Earlier in the year, I penned a series of posts profiling forgotten liberal heroes (to which a couple of other people also kindly contributed), looking at some of those who achieved great things for liberalism in their time but have been unjustly forgotten – such as Margaret Wintringham, the very first female Liberal MP.
There is also another group of people who I think are often unjustly obscure – those local campaigners who are often at the heart of their local community and local party, delivering liberalism and helping others, but as their stage is a local one they are often unacknowledged in the wider party.
Today it is the turn of Southwark councillor, Poddy Clark.
Politics often runs in families with the activism flowing through the generations. The story of Southwark councillor Poddy Clark, however, has an unusual twist, as in her case it wasn’t a matter of daughter following mother into politics but of mother following her daughter. After her daughter had been a councillor for eight years in the borough (and also a Parliamentary candidate elsewhere), Poddy herself was very familiar with the Liberal Democrats and local politics before finally moving from Hampshire to Southwark and running seriously for the council herself.
As with several other people I have profiled in this series, Poddy wanted to become an elected politician because, at heart, she likes to get stuck in and do things. “I instinctively want to be involved with people,” she explains. A gut feeling too explains her choice of party, with an intuitive liberalism being awakened by seeing Jo Grimond on TV in the 1960s and concluding the then Liberal Party was the one for her.
The cliché of a bad Liberal Democrat campaigner is one who hides from talking to people by delivering leaflets all the time, with the implied good version being one who spends much time canvassing. However, like Jill Fraser and Tracy Ismail, she is not a huge fan of the traditional vote identification form of canvassing, leaving as it does little time to actually talk to people. In Poddy’s case, in addition to taking part in local campaign action days, it means she likes going out delivering on her own – so she can dawdle and chat at length to people she bumps into, safe in the knowledge there are no fellow deliverers somewhere round the corner worrying about where she has got to.
She puts her love of talking to people – and her skill at listening to them – down to her father having a village pub, meaning that from an early age she was in an environment where listening to semi-strangers with interest was the norm.

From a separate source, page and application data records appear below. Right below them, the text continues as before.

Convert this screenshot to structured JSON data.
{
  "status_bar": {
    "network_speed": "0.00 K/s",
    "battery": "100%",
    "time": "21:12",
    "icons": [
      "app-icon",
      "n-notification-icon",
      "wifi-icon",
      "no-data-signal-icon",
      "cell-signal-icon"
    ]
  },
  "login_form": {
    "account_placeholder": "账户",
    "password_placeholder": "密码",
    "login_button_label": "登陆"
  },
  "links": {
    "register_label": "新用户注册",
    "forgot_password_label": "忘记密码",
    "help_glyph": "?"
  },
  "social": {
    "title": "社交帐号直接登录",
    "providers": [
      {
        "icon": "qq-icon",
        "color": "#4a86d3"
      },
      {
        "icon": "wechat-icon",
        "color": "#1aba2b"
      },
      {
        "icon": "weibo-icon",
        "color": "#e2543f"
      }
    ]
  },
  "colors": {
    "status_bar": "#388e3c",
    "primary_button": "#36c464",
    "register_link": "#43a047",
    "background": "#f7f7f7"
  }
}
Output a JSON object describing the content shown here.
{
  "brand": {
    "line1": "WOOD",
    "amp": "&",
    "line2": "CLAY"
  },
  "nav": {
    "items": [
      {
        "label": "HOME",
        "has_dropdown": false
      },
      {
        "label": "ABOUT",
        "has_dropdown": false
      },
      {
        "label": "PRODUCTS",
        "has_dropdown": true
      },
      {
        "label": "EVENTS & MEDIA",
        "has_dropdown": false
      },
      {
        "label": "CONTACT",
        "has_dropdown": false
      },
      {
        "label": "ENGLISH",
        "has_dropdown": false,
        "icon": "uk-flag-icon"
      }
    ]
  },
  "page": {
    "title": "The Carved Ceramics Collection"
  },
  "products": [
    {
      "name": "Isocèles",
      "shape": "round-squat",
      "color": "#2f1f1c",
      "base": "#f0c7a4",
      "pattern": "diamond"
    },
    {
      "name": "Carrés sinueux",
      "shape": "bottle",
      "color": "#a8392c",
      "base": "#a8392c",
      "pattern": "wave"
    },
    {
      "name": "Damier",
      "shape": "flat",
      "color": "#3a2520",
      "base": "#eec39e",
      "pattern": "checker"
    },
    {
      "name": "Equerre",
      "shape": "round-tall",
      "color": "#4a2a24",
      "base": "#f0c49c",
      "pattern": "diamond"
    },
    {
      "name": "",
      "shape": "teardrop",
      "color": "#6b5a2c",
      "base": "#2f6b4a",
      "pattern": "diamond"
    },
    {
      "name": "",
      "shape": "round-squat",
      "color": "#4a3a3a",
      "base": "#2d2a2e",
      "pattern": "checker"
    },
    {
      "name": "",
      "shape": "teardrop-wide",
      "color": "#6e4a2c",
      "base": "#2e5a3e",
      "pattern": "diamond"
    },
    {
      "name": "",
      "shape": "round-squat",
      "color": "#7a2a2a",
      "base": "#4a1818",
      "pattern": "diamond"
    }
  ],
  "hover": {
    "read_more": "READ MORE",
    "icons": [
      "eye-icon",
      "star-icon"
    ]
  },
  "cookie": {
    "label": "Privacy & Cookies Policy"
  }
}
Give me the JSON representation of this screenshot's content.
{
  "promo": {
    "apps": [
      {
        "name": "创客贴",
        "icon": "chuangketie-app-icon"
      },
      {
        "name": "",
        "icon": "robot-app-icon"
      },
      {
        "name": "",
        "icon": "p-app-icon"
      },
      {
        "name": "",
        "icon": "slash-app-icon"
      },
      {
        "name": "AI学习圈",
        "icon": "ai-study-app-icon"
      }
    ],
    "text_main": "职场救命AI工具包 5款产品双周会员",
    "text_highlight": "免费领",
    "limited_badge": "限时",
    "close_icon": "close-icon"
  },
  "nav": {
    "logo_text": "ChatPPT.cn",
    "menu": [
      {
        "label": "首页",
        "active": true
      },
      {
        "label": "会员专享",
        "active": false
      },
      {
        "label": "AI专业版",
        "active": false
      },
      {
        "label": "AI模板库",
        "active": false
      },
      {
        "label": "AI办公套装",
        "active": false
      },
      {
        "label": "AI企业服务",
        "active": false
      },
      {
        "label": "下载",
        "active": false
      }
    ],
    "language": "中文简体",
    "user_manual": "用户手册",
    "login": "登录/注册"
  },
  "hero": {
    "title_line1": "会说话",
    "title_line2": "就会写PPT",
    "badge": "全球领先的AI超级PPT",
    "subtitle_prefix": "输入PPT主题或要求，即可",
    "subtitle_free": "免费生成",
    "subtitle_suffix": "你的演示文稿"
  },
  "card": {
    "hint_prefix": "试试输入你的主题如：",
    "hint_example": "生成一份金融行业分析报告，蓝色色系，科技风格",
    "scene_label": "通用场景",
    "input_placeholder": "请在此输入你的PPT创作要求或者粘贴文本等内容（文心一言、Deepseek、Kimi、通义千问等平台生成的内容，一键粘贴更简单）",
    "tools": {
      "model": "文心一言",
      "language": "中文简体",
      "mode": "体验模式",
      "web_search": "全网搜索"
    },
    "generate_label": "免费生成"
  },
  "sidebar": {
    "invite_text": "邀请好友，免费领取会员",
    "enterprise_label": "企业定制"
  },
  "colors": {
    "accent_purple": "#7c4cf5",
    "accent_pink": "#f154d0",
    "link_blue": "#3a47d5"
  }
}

The big issue in her ward is housing, with two of the largest housing estates in Southwark in the ward and the enormous Shard development right next to it. What is for me one of the best aspects of the Shard development is for her a ward nightmare: the viewing platform that will be open to the public and, at 243.8 metres height, offering amazing views across and beyond London. With estimates that this will attract as many as two million visitors a year, the viewing platform will offer a fantastic opportunity for tourists and locals to enjoy the sorts of views that are normally reserved for the very rich in private spaces at the top of the tallest buildings or in helicopters and private planes.
But two million people may cause enormous congestion issues, even with London Bridge, a train, tube and bus station, being heavily rebuilt. There is a particular problem with pavements in the area that have not been able to be improved because they are cluttered up with scaffolding which is holding up semi-derelict buildings that would otherwise collapse. Landlord King’s College is the particular target of local ire for the state of some of its properties.
With issues like this, there will continue to be plenty to keep Poddy busy with her local campaigning. As she says, “You can never do enough, be organised enough or listen enough.”